I'd like every line in the following listing that holds "Delete" copied.

——————————

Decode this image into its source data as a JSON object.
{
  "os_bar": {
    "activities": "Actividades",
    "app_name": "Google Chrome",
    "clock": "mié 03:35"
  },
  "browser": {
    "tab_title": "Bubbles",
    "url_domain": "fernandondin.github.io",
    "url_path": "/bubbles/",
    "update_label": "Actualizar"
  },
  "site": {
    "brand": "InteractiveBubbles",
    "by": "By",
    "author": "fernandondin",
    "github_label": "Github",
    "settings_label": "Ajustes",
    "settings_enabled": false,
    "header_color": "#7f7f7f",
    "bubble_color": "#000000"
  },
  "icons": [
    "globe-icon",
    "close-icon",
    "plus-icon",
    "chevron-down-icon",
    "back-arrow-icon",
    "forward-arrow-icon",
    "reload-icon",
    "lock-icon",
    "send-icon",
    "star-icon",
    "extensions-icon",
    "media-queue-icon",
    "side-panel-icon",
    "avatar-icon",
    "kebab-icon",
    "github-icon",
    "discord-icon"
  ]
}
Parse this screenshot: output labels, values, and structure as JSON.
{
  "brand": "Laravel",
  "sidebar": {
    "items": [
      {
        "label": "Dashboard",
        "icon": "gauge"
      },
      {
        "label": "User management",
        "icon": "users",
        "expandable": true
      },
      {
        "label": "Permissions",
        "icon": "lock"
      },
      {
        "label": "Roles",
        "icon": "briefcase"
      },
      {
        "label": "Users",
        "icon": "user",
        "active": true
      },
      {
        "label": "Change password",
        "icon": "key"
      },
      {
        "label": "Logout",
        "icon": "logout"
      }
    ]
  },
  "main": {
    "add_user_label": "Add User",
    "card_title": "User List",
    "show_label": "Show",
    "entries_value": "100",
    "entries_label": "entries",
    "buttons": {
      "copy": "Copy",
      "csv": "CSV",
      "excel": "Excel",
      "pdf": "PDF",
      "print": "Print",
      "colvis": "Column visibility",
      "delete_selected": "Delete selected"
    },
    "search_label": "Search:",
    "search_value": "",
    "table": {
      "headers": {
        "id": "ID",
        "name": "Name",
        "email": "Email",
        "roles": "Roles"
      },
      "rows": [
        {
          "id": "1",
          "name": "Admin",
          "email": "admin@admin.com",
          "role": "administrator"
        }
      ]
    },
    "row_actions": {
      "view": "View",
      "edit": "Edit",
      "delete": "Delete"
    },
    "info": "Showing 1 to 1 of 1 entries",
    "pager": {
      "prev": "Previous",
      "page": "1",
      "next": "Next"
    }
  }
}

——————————

[RESULT]
      "delete_selected": "Delete selected"
      "delete": "Delete"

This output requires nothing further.